◆ What to do
Of the lines below, copy those that hold the word "ellipsis".
##### Recorded data #####
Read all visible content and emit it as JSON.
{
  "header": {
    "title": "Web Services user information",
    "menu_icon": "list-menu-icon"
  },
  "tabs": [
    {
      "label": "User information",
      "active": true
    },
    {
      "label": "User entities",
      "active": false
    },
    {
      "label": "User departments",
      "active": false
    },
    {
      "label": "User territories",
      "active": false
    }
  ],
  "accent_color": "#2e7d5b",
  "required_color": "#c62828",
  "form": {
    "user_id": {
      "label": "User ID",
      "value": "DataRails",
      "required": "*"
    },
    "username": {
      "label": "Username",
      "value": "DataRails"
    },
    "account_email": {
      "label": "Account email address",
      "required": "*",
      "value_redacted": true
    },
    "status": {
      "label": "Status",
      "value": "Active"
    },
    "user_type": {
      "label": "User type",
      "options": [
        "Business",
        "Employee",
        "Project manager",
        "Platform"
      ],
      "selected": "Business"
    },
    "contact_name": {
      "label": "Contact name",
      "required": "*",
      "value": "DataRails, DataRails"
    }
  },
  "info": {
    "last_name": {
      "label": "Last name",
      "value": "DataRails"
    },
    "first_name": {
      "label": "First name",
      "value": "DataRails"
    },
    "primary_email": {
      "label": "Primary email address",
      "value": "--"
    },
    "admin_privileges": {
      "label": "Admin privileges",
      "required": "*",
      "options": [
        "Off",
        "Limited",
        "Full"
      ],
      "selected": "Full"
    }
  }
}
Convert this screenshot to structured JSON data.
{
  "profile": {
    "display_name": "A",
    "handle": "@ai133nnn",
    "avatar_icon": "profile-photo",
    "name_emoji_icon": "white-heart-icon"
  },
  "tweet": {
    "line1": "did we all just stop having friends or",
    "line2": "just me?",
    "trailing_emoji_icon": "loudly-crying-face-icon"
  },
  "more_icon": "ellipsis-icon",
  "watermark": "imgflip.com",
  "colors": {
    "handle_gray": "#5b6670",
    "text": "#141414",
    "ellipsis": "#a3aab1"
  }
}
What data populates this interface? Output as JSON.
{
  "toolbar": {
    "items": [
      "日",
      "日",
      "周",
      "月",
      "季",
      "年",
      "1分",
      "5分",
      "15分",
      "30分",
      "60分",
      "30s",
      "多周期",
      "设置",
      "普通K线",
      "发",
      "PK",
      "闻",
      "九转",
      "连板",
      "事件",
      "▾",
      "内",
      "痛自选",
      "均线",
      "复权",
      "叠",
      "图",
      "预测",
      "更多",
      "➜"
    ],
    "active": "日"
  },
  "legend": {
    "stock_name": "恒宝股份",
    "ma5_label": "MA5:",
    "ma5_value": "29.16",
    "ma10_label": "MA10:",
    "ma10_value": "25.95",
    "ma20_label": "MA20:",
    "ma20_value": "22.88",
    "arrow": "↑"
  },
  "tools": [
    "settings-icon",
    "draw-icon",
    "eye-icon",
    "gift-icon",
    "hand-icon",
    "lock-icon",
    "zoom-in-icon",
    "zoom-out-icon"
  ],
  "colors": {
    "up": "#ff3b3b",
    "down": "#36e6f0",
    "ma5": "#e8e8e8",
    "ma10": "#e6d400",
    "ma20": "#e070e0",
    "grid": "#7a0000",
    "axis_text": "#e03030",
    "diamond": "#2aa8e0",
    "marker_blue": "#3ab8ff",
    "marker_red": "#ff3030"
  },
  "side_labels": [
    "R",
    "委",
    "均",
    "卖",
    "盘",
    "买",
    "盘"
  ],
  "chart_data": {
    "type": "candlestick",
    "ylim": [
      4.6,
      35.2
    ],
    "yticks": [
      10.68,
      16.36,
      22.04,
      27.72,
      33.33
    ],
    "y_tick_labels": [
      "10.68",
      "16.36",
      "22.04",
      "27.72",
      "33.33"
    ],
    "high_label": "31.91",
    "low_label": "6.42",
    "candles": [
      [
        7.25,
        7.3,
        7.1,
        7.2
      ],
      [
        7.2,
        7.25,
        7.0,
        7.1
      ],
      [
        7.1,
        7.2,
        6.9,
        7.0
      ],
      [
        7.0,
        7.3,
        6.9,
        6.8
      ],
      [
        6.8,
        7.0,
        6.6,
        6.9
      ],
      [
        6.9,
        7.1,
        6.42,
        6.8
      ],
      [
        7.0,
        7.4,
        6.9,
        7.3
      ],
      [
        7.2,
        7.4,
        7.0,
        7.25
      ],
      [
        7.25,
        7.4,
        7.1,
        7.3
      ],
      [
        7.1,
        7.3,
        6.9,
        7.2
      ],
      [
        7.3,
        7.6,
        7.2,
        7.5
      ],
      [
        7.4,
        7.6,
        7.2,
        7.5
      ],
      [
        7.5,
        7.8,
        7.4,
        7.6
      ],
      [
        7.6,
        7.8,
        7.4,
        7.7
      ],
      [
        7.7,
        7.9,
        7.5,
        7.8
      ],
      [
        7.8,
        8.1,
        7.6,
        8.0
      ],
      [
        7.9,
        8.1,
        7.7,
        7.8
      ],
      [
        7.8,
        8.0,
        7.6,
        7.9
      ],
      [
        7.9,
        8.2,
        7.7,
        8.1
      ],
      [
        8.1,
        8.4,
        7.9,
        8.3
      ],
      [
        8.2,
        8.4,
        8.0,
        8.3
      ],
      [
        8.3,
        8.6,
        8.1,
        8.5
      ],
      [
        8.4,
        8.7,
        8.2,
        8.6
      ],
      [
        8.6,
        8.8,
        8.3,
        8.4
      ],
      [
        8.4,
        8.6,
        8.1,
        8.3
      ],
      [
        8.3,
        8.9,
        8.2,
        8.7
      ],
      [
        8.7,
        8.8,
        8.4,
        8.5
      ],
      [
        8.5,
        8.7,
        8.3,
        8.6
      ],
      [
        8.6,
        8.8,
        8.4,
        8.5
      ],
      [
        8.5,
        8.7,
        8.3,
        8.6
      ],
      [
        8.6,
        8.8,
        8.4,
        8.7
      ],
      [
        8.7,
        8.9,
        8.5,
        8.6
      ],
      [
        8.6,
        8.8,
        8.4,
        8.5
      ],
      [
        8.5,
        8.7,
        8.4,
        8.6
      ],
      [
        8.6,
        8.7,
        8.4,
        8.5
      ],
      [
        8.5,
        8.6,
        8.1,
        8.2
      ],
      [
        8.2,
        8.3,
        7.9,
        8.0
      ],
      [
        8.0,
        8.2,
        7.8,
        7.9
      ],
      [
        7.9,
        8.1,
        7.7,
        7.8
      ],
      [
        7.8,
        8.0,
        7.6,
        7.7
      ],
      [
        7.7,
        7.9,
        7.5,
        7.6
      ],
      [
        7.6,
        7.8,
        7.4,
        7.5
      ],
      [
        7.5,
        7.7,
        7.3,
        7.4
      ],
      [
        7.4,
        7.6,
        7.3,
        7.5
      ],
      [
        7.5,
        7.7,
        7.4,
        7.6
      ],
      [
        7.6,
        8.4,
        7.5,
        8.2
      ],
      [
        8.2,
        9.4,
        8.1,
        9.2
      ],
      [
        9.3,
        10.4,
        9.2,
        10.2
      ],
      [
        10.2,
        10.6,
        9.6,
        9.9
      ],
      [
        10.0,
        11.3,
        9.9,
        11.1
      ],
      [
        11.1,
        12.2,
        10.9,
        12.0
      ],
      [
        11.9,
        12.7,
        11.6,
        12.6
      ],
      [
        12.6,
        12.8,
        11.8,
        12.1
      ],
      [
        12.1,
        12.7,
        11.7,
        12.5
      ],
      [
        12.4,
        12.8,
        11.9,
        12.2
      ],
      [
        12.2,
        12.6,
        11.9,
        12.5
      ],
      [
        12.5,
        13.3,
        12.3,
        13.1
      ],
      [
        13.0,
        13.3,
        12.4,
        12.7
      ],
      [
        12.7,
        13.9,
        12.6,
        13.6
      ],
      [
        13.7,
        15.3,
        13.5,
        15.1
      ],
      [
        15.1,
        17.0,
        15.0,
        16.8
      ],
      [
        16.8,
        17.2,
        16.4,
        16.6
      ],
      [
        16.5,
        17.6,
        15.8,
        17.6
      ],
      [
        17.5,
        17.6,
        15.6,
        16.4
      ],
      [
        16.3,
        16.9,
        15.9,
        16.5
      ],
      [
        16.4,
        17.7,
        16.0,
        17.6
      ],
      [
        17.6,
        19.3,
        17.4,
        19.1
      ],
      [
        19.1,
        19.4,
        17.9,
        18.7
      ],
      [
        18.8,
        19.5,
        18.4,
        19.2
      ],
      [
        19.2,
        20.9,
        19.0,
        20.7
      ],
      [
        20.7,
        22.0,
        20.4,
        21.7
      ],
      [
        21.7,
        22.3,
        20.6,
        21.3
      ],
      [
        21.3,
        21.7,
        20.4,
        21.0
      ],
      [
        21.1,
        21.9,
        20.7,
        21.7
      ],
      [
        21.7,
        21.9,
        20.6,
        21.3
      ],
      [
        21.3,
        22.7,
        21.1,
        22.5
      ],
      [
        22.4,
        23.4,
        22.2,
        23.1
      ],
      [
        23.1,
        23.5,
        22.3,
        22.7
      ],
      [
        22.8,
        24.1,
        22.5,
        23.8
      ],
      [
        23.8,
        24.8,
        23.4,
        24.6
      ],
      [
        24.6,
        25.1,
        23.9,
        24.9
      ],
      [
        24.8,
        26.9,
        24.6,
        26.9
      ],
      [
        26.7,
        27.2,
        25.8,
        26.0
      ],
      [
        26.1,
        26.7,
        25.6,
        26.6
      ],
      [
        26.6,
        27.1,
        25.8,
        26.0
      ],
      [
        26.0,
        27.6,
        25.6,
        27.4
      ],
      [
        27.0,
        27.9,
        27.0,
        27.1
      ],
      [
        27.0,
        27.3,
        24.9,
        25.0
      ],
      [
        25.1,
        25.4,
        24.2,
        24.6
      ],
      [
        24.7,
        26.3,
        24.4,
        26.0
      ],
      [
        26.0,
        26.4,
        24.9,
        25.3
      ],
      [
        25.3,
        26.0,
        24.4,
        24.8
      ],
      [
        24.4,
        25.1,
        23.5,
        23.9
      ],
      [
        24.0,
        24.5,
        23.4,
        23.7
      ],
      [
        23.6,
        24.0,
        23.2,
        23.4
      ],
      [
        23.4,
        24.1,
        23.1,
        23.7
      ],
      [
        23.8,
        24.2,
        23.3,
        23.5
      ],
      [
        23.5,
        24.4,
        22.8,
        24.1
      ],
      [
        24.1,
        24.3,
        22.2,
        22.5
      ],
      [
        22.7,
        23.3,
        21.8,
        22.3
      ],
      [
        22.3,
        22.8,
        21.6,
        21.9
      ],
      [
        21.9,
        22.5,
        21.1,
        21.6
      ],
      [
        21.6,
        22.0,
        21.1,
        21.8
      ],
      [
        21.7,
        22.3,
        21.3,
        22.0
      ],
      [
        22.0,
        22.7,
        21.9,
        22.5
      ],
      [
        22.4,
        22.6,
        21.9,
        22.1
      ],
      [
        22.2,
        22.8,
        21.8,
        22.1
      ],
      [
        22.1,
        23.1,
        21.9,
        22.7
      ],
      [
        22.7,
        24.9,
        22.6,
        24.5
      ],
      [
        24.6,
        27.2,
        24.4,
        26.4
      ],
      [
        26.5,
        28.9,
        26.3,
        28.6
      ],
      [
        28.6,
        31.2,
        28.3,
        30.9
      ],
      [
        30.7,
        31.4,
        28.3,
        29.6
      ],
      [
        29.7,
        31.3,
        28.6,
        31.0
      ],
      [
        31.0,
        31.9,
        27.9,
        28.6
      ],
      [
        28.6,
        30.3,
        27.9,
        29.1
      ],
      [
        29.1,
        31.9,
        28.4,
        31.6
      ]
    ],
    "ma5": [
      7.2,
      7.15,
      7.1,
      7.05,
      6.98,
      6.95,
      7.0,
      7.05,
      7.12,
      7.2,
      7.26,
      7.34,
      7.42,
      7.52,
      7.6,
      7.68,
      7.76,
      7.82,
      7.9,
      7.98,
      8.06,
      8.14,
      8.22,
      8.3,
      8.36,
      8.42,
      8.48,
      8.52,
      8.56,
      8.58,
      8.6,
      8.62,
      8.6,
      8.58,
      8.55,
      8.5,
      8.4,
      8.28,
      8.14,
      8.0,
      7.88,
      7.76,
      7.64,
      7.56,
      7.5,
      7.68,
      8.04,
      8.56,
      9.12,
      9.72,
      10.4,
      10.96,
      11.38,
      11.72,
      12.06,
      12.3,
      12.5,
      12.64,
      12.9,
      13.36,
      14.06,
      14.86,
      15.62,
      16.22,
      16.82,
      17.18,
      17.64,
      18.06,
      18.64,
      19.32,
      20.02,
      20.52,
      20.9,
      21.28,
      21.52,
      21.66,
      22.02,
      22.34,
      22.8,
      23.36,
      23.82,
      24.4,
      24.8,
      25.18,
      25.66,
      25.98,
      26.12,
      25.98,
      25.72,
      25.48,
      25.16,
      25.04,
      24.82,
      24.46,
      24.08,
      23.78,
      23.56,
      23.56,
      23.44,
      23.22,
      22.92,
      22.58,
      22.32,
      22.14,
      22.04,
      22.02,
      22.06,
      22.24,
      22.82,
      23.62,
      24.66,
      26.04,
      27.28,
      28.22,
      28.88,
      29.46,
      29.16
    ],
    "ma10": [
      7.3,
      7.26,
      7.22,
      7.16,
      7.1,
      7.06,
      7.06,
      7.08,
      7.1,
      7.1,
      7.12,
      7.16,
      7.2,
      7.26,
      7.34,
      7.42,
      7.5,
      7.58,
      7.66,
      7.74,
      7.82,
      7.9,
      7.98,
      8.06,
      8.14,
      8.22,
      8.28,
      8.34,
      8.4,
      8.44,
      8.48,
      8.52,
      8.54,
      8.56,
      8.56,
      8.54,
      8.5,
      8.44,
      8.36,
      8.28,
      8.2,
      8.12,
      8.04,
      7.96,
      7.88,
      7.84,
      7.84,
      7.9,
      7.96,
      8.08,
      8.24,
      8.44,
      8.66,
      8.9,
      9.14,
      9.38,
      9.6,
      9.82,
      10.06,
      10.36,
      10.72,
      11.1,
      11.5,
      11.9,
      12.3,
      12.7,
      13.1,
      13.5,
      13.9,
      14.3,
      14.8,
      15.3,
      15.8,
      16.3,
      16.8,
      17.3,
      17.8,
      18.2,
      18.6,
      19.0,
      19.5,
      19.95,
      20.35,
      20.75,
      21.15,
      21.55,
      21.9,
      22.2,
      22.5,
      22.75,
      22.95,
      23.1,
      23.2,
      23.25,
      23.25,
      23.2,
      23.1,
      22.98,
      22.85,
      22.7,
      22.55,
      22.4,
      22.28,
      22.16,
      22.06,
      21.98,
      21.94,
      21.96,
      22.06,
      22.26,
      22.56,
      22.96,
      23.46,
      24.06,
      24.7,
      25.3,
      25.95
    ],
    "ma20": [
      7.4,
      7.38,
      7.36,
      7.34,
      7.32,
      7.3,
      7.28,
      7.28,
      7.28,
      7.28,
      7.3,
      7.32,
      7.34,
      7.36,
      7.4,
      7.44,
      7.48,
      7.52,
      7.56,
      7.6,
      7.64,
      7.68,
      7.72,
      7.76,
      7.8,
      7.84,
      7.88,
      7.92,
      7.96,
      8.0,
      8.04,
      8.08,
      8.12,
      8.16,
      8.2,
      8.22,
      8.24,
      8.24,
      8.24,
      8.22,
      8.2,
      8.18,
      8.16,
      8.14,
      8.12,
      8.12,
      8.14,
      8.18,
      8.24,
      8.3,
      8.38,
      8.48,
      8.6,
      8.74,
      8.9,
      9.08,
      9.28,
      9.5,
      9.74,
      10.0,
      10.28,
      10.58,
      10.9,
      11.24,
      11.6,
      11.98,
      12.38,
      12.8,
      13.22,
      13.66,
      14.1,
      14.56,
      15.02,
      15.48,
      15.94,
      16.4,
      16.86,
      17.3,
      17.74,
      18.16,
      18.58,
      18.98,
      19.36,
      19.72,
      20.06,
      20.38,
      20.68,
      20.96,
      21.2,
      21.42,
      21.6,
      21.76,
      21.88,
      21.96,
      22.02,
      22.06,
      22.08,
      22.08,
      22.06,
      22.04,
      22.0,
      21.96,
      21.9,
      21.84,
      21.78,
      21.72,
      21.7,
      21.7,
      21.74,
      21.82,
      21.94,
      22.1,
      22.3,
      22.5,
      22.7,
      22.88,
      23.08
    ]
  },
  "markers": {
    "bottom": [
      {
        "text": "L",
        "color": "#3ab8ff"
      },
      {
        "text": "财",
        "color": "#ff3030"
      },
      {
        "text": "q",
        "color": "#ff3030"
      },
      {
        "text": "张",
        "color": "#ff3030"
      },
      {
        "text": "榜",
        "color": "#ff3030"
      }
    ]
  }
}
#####
◆ Worked solution
  "more_icon": "ellipsis-icon",
    "ellipsis": "#a3aab1"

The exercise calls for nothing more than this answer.